WHAT IS NEEDED:
Pick every line out of the entries below that holds the string "size", and report them.

DATA:
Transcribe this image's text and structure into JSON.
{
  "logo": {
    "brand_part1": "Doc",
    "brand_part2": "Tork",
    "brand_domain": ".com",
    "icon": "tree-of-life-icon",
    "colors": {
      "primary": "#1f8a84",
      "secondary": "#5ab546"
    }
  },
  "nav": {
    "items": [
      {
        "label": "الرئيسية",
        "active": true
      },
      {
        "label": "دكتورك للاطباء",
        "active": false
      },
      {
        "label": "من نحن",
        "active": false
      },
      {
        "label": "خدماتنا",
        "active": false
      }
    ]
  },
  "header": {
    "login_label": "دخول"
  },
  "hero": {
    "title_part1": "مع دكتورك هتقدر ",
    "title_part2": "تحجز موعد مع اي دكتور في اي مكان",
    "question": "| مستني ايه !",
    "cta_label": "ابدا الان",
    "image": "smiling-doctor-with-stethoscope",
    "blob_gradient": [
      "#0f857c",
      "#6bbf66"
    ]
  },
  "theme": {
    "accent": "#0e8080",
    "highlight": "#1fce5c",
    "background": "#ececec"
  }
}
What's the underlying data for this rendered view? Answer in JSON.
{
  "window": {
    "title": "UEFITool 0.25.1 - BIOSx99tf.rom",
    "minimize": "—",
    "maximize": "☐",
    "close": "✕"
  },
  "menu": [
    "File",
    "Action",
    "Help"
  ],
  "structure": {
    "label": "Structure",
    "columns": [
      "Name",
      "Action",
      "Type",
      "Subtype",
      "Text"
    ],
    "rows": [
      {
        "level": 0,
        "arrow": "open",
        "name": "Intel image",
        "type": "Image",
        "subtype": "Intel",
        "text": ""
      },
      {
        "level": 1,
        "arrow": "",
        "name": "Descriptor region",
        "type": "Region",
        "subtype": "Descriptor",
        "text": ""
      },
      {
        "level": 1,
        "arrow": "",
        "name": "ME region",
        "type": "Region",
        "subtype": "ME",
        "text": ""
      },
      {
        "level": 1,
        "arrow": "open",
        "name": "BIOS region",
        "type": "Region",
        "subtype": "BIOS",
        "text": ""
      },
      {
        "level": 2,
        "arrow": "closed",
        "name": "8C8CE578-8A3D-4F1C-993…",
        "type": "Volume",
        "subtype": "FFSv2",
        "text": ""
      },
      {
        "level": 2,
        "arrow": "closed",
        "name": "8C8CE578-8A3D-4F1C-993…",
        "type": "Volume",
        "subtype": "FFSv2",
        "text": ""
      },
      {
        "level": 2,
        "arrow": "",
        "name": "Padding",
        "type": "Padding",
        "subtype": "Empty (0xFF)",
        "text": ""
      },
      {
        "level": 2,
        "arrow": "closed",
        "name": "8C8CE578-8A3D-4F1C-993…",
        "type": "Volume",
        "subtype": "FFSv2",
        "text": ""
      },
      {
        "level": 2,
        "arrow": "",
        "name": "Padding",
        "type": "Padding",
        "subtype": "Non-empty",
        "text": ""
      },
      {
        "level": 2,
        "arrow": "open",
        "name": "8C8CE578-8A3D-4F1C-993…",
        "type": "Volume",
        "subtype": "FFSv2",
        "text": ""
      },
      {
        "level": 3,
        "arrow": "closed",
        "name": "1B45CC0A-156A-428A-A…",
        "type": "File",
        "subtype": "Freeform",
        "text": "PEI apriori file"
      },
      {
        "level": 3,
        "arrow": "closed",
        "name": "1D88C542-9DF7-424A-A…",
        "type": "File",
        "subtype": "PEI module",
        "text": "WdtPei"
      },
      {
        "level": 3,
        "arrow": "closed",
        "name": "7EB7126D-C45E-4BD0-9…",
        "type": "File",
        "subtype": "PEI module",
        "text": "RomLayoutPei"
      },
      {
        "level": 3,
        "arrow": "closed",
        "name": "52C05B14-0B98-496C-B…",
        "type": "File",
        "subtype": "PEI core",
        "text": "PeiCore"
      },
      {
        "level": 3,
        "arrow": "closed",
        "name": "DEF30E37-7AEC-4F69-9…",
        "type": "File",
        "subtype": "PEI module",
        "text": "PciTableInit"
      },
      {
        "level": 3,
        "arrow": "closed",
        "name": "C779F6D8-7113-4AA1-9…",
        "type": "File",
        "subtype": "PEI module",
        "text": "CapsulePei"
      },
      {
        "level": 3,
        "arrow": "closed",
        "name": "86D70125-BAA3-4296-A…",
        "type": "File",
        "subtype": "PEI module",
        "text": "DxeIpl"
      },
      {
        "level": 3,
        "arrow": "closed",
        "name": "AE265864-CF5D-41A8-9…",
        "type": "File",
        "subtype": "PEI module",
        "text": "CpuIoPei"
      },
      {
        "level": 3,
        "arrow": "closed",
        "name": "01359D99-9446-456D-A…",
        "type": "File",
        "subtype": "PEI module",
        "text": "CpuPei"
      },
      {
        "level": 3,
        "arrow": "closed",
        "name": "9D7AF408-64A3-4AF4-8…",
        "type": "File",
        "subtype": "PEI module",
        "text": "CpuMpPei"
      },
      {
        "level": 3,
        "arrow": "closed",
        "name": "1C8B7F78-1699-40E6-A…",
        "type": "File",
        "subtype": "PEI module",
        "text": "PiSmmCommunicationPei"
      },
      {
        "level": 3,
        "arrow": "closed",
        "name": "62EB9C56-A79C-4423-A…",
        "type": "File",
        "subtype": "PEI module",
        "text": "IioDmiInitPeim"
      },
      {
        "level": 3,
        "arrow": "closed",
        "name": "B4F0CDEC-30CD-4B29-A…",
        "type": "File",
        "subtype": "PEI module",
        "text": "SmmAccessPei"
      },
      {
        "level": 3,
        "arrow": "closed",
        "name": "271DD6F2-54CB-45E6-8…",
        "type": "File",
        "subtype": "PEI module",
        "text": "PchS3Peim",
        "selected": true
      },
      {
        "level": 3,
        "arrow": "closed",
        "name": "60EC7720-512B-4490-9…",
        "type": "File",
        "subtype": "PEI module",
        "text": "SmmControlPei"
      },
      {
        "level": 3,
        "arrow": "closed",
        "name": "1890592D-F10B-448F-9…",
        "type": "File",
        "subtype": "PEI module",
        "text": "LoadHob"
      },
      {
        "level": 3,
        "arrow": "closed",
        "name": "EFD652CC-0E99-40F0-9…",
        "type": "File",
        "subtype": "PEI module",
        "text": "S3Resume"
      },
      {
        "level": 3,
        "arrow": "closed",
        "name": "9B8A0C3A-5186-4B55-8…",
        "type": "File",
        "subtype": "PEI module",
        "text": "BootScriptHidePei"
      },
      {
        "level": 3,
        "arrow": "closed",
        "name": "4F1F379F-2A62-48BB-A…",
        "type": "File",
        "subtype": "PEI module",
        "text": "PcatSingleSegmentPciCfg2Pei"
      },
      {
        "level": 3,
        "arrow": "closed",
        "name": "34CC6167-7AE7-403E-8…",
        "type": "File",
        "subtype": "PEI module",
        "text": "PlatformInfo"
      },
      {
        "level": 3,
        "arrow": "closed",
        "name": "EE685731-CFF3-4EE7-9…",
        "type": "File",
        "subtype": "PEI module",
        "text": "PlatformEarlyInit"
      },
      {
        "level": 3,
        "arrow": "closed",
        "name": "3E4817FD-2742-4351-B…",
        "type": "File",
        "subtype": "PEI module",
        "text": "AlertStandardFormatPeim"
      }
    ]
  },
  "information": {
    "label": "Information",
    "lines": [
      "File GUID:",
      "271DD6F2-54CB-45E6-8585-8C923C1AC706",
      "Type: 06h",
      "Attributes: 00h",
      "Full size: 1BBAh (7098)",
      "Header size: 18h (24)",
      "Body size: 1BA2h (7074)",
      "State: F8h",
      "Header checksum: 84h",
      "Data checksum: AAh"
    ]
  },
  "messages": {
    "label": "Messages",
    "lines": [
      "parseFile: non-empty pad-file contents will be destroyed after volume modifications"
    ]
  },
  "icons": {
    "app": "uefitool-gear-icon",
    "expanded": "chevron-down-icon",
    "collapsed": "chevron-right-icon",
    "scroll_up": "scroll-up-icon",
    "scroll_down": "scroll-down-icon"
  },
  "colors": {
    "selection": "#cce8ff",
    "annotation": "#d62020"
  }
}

TASK ANSWER:
      "Full size: 1BBAh (7098)",
      "Header size: 18h (24)",
      "Body size: 1BA2h (7074)",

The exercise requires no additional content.